What makes a good Red Team?
It should be becoming apparent now, that the make-up of the Red Team is as important as the process of Red Teaming. Here are some considerations/criteria:
- Diversity – the more cognitively diverse your Red Team is, the more robust and alternative the creative and critical analysis is likely to be!
- Informed and Experienced – understanding your audience, market, competitors or adversaries, and how they may behave and why is vital; however, this also needs to be within the domain of your planned activities.
- Independent and genuinely free and willing to challenge without fear of reprisals either in the short or long term. In military circles, the Red Team should be Rank Agnostic, ideally operating without Rank Insignia, and in civilian organisations, Job Titles / Organisational Level should also be irrelevant and undisclosed.
- Hybrid Thinkers – by this, I refer to the ability to think and operate both Strategically (‘Big Picture’) and Tactically (‘the devil is in the detail’).
- External – ideally entirely separate from your organisation, commercially; or at least from outside the reporting line or chain of command.

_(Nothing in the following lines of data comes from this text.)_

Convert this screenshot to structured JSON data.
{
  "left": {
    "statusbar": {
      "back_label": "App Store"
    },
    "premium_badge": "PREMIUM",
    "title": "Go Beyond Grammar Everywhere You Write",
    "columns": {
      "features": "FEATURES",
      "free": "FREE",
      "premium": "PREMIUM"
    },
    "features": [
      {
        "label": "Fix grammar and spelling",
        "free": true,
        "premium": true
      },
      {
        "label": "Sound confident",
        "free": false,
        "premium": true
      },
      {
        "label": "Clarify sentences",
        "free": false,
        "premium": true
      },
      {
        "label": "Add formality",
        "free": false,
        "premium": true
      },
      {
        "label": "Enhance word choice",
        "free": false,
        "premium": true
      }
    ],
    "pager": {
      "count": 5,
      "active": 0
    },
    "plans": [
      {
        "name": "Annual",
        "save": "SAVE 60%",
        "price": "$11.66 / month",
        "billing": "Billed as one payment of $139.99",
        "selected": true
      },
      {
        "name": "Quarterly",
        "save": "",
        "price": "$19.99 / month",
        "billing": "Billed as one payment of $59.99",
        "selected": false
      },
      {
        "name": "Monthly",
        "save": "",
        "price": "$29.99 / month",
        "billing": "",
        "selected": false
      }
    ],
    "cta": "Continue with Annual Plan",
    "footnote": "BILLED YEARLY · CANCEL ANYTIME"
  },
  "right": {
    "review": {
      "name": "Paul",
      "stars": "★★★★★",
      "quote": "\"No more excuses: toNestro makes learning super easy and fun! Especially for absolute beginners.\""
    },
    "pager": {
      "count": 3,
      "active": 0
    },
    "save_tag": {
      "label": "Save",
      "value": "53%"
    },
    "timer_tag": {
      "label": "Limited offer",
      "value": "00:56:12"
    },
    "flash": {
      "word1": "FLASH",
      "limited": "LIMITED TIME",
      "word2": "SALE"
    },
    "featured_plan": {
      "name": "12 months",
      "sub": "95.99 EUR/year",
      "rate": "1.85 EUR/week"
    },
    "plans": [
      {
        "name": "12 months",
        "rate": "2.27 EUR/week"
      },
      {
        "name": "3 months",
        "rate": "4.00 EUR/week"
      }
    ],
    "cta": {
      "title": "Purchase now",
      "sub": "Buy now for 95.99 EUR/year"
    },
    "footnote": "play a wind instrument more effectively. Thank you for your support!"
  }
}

This is often a prerequisite for point (3)
Not just Contingency Planning … but a means to improve the primary plan.
By now, I hope that you can see that Red Teaming is not just about ‘contingency planning’. It is in fact, about improving the planning process; regardless of whether this is for a Product; a Service Offering; a Communications Campaign or Engagement Programme; Information Operations or Influence Activities or Military Manoeuvres or any planned Course of Action.
By including Red Teaming in your planning and development process, you are able to explore areas that your internal team may have overlooked, prepare for countermoves, and avoid unintended consequences. When this happens, your Red Teams can also change mode and become White; providing transparent advice and support.
The ideal model is to Red Team early, iteratively and before key delivery events. Your plan then becomes a valuable and effective handrail that continues to support your activities and allows your organisation to be more resilient, more agile and ultimately more effective.
Why bother with all this time and cost?
‘…if ignorant of both your enemy and yourself you are bound to be in peril…’ Sun Tzu
Well, there are many examples of plans going awry. The consequences may be reputational and may also carry direct costs.
But, as with anything, there is a Risk/Reward decision to be made…
- How critical is it that everything goes smoothly?
- How likely is it that anything ‘major’ could go wrong?
- What might the cost be if something goes wrong?
- Couldn’t we just stop, abandon the activity ‘write off the costs’?
The paradox is, of course, how do you confidently answer these questions if you haven’t engaged a Red Team?
i3 Gen provides a Red Team service for Communications and Engagement planning; and a Specialist Red Information Operations Team [R.I.O.T].
If you’d like to learn more, please get in touch…
We would love to hear your views on Red Teaming:
- Do you regularly Red Team your communications plans? Or just the most critical ones?
- What have been your experiences of Red Teaming? (Good or Bad)
- What factors do you consider important in a Red Team make-up?
- How can we encourage organisations to make more effective use of Red Teaming?